While we have continued to attend and treat horses quite freely up until this stage, the positive case in the Hunter has really hit home with us as clinicians and members of our own families. We want to do what is best for everyone involved and ensure that we are continuing to attend horses as safely as we can, thus we have created a Hendra Protocol which we have outlined below.

We will continue to attend to most horses but please be aware that if your horse is unvaccinated and displaying any of the clinical signs outlined above we will need to take appropriate precautions and perform a Hendra exclusion test prior to doing any further invasive diagnostics or treatments, as this can greatly increase both yours and our risk of exposure to the virus. 

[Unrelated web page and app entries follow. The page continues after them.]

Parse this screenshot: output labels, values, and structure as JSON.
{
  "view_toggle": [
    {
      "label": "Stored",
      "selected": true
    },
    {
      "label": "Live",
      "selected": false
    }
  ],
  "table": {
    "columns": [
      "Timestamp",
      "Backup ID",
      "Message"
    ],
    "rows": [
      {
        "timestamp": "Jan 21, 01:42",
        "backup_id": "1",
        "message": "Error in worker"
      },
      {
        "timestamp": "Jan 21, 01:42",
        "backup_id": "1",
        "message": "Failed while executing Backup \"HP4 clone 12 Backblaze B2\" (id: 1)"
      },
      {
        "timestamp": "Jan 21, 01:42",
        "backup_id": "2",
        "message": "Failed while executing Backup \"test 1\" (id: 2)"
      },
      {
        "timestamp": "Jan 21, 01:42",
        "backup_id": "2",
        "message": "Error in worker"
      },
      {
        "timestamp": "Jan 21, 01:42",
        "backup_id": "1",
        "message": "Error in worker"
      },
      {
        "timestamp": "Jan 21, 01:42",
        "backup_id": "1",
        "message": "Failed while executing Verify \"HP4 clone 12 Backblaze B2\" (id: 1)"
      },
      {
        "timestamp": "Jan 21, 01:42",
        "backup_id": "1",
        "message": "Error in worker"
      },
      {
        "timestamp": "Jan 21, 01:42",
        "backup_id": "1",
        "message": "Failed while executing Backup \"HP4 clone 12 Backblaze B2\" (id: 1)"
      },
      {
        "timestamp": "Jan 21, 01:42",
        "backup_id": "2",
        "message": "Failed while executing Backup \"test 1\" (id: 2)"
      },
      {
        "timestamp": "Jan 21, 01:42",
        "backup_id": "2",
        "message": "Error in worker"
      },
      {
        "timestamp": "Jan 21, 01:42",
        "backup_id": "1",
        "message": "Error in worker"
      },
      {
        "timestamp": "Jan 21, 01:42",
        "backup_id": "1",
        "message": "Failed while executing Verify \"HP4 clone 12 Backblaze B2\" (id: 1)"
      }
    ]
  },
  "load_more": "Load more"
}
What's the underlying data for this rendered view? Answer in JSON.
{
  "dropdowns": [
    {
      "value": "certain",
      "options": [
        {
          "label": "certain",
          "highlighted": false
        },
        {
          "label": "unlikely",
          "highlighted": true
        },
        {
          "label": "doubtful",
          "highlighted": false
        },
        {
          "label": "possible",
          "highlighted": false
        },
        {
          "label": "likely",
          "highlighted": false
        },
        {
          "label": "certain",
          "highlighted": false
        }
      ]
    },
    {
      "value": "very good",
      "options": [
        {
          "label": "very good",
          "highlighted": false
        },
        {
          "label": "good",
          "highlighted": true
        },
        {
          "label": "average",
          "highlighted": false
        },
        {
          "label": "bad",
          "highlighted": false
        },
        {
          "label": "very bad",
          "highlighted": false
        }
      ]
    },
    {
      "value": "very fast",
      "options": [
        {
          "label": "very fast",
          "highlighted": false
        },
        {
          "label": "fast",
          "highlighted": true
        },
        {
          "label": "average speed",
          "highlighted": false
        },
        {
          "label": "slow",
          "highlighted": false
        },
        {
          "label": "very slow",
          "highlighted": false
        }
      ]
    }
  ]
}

We will wear, and supply you with appropriate personal protective equipment to obtain the samples necessary for the testing, however please note there will be additional costs associated with this. The cost of the testing itself is covered through District Surveillance, but it can take up to 48 hours for us to get a result. 

Our Vets have undergone training from the DPI on entry and exit procedures and we will continue to work with and be guided by the DPI, Local Land Services and the Emergency Animal Disease group.   

Please also note that if after speaking with you, we feel the risk of exposure for either yourself, the horse or ourselves is too high we do reserve the right to not attend to your horse. 

Please do not hesitate to contact us on 6558 1504 to book in for vaccination or if you have any concerns regarding a horse in your care. 

Further information on Hendra is available through the DPI. 

If you cannot contact us directly and are suspicious of Hendra please call the Emergency Animal Disease Watch Hotline on 1800 675 888

Equine Cushings Disease

Pituitary Pars Intermedia Dysfunction?

Cushing's Disease (Pituitary Pars Intermedia Dysfunction) is a benign tumour of the pituitary gland in the brain. It's considered a functional tumour, in that it results in excessive cortisol levels in the body. 

Cortisol is a steroid, and as you would expect chronically excessive levels of steroids in the body causes a whole swag of side effects. 

Although the condition can occur to any horse, it is commonly seen in geriatric horses, in particular ponies, Morgan's and Quarter horses.


Symptoms of Cushing's Disease

The classical symptom of Cushing's Disease, is a horse with a long curly coat that fails to shed in summer. However, horses can present with a wide array of clinical signs, including:

  • Excessive hair growth
  • Non-shedding winter coat
  • Weight loss
  • Bulging fat pads above eyes
  • Weak belly muscles (Pot belly appearance)
  • Laminitis (founder) – frequent/recurrent/chronic
  • Lethargy
  • Increased Appetite
  • Increased Urination
  • Increased Drinking
  • Increased Sweating
  • Pergolide (oral medication daily) - decreases cortisol producing hormones


How to diagnose Cushing's Disease?

Hormonal blood tests can be run to diagnose Cushing's Disease, and these can be performed by Vets at any stage.


How do you treat the condition?

Horses can be treated with Pergolide, which is an oral medication given daily to your horse. This medication is used to decrease the cortisol levels in the body


What happens if you don't treat Cushings Disease?

Without proper treatment, your horse will continue to have excessive cortisone (steroid) levels within the body. This can cause any or all of the following:

  • Poor immune function

  • Laminitis

  • Decreased work tolerance

  • Unsightly or excessive hair growth

  • Vision impairment

  • Increased susceptibility to infections

    o   Sinus infections

    o   Parasite burdens

    o   Skin infections

    o   Oral lesions

So if you suspect your horse may have Cushing's Disease, please give the clinic a call to discuss it further.